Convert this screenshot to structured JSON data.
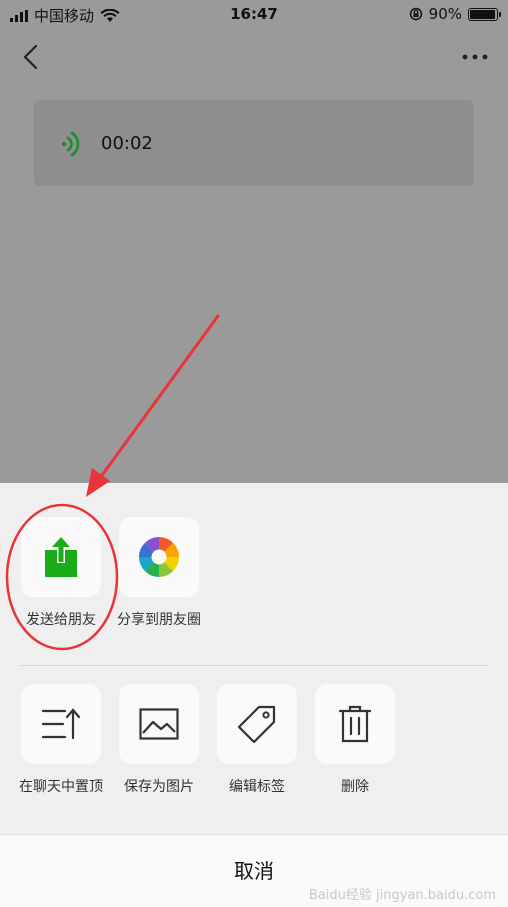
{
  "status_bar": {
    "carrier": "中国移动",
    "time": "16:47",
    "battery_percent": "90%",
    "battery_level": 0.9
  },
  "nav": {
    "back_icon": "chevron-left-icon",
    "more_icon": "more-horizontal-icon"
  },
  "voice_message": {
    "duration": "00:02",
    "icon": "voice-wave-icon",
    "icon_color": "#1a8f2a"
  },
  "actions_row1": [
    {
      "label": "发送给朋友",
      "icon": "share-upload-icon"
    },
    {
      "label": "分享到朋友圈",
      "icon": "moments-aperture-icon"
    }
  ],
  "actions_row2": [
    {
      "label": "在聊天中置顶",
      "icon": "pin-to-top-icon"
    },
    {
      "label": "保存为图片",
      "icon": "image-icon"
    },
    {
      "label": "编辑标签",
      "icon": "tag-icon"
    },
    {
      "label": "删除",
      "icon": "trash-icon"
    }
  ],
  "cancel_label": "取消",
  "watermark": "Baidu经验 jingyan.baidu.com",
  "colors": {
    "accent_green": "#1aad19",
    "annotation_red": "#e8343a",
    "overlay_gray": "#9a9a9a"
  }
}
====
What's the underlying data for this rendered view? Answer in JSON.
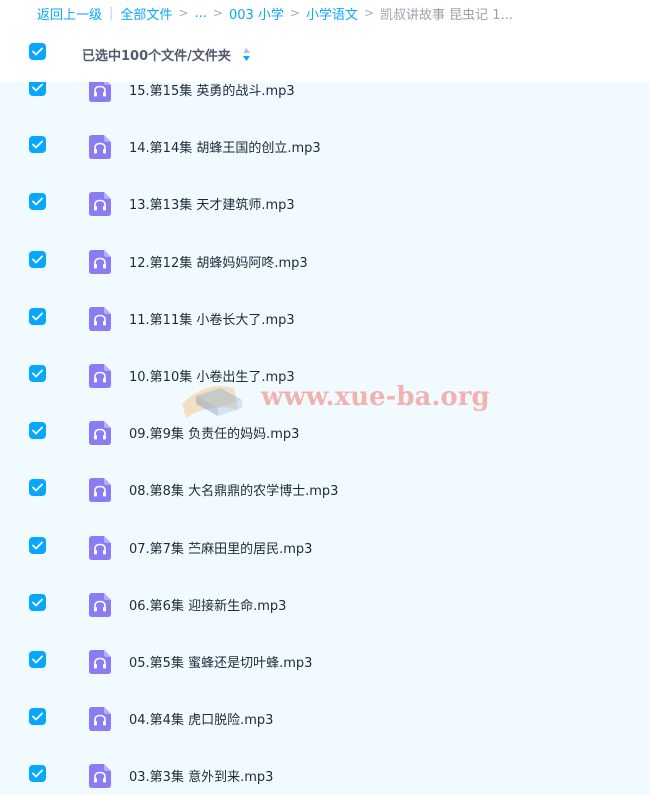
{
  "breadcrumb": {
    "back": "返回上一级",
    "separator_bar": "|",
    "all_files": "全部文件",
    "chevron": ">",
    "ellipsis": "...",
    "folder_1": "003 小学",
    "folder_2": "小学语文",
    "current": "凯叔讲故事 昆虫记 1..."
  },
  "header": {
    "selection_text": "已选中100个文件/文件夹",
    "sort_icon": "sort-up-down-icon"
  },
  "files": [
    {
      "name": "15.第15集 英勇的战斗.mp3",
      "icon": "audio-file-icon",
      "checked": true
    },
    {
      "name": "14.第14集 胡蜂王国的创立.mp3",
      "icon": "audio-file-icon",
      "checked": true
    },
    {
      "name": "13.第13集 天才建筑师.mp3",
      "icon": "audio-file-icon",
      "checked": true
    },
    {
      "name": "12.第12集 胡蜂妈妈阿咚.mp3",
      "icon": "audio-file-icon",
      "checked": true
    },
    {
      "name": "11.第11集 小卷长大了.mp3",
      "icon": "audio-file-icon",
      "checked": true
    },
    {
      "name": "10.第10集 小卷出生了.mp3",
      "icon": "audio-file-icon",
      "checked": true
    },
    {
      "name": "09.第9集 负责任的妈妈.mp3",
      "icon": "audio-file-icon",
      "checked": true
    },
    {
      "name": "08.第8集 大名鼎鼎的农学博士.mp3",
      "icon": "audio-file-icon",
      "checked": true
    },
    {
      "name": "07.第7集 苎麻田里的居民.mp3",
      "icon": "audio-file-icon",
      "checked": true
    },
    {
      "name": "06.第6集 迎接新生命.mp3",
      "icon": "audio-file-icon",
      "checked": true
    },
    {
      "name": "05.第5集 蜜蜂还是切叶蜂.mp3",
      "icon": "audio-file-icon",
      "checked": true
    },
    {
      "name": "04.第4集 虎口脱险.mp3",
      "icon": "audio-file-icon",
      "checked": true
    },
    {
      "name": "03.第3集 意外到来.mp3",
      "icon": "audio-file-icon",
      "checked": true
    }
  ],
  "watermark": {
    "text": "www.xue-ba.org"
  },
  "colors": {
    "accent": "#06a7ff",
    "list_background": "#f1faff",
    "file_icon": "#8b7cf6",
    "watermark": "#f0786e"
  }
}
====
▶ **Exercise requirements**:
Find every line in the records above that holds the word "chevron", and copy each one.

▶ **Task answer**:
    "back_icon": "chevron-left-icon",
    "chevron": ">",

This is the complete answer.